Actions required of issuers
Issuers using crowdfunding also have requirements to meet. The issuer must file an application with the SEC.
In addition, an issuer using the crowdfunding exemption cannot announce the terms of the offer, except in the case of notices directing investors to the financing portal or broker, and not less than once a year to file with the SEC and provide investors with reports of the issuer’s financial statements results of operations. This is unusual in that most private placement offerings do not require annual SEC filings.
Regarding non-financial disclosures to investors, the issuer must provide, among other things: a) the names of the directors and officers (and any person who occupies a similar status or who performs a similar function), and each person who owns more than 20 percent of the issuer’s shares; and b) the issuer’s anticipated business plan. There is not much surprise there.
The issuer must also disclose, among other things, 1) the target offer amount, the deadline for reaching the target offer amount, and regular updates on the issuer’s progress in meeting the target offer amount; and 2) a description of the issuer’s ownership and capital structure. The latter should include, in addition to other matters, (a) the terms of the issuer’s securities being offered and each other class of issuer security; (b) a description of how the exercise of the rights of the principal shareholders of the issuer could adversely affect buyers of the securities offered; and (c) how the securities offered are valued, and examples of methods of how the issuer may value those securities in the future.
Financial description requirements depend on the amount raised. For offers that, together with all other crowdfunding offers from the issuer within the preceding 12-month period, total $ 100,000 or less, the issuer must provide: (i) income tax returns filed by the issuer for the most recently completed year, if any, and (ii) the issuer’s financial statements, which must be certified by the issuer’s chief executive officer to be true and complete in all material respects (but do not need to be audited).
When the current offering plus other crowdfunding offers by the issuer total more than $ 100,000 but less than $ 500,000, the issuer must provide financial statements reviewed (but not audited) by a certified public accountant who is independent of the issuer.
When the total of the current offering and crowdfunding offers in the last 12 months total more than $ 500,000, audited financial statements are required. Given the expense of audited financial statements and the $ 1,000,000 limit on offerings, some issuers may decide not to take the crowdfunding approach.
Priority of state law

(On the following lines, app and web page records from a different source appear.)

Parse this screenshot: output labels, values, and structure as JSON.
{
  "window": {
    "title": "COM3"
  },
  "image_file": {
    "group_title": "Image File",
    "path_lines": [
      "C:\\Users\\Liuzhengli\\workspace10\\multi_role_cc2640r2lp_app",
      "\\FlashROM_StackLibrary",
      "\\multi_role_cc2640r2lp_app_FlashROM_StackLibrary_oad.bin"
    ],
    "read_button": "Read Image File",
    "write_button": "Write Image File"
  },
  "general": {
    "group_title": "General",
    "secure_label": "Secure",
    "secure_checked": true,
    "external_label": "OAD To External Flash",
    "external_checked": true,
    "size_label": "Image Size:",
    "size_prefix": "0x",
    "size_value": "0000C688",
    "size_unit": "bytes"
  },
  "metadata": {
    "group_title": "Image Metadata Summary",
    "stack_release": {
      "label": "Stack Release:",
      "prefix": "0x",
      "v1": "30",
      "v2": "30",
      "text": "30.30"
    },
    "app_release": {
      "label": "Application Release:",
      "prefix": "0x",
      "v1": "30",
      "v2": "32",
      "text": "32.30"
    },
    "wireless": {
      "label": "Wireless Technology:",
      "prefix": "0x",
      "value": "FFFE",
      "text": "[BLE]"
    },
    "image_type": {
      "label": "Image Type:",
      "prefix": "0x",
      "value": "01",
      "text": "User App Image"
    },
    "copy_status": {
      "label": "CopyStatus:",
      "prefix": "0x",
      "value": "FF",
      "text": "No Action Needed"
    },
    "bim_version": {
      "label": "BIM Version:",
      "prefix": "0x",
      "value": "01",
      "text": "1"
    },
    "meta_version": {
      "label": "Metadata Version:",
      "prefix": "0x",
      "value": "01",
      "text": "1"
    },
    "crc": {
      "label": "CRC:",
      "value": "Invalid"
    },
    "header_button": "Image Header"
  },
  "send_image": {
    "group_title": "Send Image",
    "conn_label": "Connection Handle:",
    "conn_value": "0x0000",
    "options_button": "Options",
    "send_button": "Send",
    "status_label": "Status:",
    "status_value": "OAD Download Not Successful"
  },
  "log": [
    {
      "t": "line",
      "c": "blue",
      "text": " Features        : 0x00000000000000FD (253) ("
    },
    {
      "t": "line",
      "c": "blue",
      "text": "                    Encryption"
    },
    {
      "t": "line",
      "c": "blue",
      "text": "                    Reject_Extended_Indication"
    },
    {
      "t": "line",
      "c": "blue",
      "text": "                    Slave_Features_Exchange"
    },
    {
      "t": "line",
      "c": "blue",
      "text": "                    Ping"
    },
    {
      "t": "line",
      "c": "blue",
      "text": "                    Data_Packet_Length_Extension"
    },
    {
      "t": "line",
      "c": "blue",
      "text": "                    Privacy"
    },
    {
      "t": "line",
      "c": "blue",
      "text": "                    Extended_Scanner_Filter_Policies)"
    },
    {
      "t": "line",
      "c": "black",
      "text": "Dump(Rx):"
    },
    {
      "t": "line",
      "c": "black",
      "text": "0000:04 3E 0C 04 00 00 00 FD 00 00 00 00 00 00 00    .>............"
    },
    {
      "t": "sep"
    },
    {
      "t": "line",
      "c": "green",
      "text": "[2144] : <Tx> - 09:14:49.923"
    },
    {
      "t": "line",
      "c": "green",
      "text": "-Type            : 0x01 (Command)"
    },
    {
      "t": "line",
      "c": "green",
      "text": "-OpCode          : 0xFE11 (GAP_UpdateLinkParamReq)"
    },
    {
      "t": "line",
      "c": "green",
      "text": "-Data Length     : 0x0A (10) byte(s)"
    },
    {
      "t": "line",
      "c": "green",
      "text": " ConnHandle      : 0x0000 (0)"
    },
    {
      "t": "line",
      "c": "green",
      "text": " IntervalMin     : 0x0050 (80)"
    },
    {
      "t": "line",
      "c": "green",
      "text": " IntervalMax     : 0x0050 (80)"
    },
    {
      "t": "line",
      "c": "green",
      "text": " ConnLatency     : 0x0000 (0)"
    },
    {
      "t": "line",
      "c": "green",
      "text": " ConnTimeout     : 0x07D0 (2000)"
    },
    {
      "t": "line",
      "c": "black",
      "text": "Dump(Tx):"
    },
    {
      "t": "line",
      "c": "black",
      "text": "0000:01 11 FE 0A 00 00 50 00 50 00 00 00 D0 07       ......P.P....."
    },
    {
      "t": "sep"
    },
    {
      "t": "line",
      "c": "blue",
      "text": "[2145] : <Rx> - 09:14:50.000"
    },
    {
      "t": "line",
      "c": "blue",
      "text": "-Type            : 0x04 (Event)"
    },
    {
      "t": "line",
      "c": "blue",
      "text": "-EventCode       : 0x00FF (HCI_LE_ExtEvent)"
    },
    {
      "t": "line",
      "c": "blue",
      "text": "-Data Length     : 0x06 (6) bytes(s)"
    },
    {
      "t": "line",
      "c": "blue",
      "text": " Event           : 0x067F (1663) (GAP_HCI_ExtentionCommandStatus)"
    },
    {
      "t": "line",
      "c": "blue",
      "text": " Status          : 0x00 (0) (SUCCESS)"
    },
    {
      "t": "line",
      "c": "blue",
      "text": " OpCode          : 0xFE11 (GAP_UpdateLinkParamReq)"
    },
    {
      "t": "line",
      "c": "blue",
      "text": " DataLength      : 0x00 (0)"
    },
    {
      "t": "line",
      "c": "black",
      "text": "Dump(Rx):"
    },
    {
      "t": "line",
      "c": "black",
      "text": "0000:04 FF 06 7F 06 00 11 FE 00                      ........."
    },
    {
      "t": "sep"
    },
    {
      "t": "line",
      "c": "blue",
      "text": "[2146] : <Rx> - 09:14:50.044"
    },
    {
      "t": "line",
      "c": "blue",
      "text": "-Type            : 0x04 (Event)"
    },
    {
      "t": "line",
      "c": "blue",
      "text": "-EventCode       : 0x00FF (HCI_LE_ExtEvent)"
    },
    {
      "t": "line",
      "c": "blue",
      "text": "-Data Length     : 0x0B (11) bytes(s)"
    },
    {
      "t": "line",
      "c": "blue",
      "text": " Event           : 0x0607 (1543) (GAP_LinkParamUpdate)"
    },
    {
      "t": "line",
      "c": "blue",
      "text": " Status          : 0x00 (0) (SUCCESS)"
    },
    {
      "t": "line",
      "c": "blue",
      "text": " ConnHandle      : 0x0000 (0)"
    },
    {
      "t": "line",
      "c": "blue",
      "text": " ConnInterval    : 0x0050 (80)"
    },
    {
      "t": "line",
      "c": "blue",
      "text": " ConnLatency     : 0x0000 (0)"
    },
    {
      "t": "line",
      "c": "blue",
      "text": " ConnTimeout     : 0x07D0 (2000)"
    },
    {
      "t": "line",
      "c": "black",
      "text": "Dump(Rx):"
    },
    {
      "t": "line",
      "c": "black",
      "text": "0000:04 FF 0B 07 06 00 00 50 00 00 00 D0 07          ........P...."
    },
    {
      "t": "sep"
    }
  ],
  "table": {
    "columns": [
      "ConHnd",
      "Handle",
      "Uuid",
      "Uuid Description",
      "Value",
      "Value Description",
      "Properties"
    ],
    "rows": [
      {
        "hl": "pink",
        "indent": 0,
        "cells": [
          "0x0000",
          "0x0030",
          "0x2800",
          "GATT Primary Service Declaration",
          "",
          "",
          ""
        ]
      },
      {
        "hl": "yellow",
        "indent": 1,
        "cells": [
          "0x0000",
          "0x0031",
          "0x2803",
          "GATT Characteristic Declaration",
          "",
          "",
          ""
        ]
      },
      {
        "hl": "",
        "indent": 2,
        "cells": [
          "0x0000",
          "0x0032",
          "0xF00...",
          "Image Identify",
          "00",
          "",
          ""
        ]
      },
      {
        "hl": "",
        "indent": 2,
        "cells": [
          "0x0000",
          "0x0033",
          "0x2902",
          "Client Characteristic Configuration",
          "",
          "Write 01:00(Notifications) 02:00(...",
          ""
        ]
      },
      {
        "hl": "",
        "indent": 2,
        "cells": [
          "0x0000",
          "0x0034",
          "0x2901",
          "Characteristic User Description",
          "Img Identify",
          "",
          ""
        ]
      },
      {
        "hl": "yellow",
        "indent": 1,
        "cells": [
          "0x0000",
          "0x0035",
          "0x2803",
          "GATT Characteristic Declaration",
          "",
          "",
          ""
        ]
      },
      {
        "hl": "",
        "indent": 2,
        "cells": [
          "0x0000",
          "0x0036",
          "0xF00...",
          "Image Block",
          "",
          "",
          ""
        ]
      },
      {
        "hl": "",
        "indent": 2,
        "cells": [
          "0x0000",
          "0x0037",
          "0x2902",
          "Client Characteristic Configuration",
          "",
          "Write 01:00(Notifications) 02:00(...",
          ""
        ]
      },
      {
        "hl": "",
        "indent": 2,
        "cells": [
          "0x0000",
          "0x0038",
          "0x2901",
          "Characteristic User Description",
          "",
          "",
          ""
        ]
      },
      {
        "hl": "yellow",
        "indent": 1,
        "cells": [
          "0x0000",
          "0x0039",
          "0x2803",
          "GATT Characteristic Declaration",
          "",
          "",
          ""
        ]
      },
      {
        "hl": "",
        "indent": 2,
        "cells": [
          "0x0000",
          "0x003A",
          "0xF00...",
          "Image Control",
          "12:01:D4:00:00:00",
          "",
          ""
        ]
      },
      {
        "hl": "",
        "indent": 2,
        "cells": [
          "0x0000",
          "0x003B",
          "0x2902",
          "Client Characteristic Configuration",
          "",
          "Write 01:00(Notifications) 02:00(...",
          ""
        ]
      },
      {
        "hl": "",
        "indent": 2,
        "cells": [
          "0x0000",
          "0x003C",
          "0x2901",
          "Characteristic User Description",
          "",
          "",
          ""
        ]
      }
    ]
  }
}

Fortunately, crowdfunding provisions appear to pre-empt state law with respect to state registration, documentation, and bidding requirements. The provisions still allow states to take steps to enforce the law. States can require filing of notices (as they do with Rule 506 offers) but not charge filing fees. (Section 305.)
Much will depend on the regulations issued by the SEC.